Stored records
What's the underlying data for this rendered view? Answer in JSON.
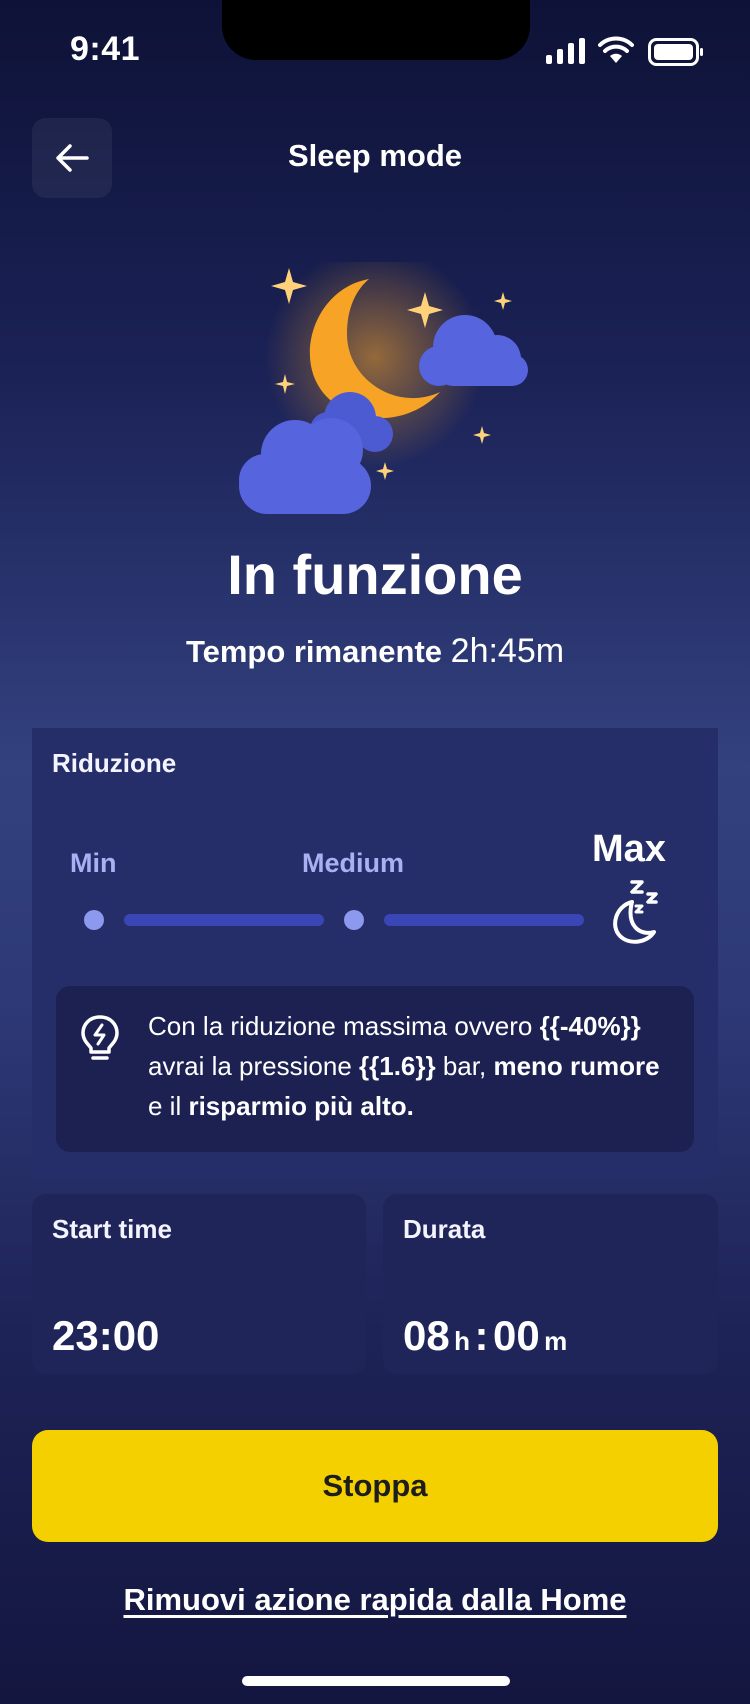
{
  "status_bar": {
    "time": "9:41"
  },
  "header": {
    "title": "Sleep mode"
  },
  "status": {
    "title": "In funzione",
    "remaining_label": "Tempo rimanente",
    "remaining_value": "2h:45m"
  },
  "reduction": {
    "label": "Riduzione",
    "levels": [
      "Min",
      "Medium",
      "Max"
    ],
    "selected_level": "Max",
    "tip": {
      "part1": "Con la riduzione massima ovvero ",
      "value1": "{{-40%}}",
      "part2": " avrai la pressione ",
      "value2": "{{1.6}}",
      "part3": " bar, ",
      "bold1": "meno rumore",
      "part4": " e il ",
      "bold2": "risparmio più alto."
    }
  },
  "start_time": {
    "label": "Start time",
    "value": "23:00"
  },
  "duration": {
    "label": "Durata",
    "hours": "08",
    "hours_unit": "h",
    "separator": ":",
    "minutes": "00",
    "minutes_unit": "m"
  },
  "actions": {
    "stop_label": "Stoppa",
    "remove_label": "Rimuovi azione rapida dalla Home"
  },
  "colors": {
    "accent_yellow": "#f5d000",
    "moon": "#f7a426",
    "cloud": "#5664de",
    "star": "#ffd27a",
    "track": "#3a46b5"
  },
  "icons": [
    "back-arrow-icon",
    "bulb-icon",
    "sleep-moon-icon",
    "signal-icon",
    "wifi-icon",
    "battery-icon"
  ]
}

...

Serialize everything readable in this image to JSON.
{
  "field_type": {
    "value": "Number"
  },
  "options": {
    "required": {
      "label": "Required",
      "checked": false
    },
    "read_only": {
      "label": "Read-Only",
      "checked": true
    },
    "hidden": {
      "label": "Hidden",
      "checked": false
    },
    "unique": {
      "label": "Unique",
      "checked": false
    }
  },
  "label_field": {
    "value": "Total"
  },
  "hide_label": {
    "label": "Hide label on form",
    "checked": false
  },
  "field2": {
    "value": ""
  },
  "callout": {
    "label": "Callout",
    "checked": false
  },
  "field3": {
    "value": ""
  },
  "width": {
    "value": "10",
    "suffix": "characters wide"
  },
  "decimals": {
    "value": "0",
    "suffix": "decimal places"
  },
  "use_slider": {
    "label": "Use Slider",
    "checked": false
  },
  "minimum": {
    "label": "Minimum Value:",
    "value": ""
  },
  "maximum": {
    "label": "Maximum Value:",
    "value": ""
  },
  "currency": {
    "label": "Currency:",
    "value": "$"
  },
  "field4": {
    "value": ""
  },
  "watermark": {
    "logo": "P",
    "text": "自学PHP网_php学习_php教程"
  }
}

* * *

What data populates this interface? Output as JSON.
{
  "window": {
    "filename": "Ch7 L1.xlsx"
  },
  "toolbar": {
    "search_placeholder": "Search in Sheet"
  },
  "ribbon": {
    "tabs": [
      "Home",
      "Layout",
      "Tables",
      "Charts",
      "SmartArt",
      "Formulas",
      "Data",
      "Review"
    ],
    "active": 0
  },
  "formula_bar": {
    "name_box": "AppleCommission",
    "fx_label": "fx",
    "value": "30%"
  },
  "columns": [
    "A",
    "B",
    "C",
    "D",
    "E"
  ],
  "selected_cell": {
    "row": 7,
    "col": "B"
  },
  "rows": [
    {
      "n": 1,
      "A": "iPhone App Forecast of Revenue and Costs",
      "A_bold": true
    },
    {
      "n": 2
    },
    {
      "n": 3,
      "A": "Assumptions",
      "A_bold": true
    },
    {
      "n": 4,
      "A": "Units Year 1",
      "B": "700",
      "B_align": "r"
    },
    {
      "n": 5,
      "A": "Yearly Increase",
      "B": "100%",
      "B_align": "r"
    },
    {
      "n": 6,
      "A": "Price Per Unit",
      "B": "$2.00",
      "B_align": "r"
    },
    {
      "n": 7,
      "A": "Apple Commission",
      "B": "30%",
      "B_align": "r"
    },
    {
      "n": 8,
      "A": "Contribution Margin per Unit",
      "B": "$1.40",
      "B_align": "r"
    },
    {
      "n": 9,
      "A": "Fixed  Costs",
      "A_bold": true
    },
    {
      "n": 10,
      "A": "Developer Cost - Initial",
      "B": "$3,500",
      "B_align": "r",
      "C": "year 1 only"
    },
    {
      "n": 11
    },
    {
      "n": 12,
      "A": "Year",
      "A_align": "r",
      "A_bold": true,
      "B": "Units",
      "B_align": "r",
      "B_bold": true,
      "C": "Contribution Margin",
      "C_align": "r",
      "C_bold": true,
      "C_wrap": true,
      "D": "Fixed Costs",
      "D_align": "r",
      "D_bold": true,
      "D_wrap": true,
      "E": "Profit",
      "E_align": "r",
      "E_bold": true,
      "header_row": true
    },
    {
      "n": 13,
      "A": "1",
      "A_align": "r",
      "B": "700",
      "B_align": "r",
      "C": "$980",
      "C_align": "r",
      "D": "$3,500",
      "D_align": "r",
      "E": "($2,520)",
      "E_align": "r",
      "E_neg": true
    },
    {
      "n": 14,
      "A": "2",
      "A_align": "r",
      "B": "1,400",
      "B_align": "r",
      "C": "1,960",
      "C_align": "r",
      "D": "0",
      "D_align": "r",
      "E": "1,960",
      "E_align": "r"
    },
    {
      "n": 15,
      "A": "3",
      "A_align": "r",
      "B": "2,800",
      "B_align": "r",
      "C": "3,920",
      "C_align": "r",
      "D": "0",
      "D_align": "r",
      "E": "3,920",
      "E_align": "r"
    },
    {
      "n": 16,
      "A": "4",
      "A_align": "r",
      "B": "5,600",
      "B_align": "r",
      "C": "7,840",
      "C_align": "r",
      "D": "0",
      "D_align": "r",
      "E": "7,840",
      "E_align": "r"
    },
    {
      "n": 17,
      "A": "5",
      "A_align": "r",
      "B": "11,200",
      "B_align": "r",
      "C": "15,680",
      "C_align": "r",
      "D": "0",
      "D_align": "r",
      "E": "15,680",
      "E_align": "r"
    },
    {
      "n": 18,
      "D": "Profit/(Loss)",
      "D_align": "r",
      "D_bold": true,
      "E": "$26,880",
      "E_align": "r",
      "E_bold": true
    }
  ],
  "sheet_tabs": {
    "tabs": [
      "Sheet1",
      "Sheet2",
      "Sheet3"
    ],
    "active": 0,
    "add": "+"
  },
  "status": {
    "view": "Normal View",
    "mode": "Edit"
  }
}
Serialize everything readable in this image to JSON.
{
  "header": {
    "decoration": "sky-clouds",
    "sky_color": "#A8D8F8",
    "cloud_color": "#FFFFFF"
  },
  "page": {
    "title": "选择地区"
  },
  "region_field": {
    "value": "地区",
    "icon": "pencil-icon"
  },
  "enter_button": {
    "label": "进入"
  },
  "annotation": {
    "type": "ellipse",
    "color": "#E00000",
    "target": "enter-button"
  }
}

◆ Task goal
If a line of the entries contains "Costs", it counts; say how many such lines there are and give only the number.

◆ Solved exercise
3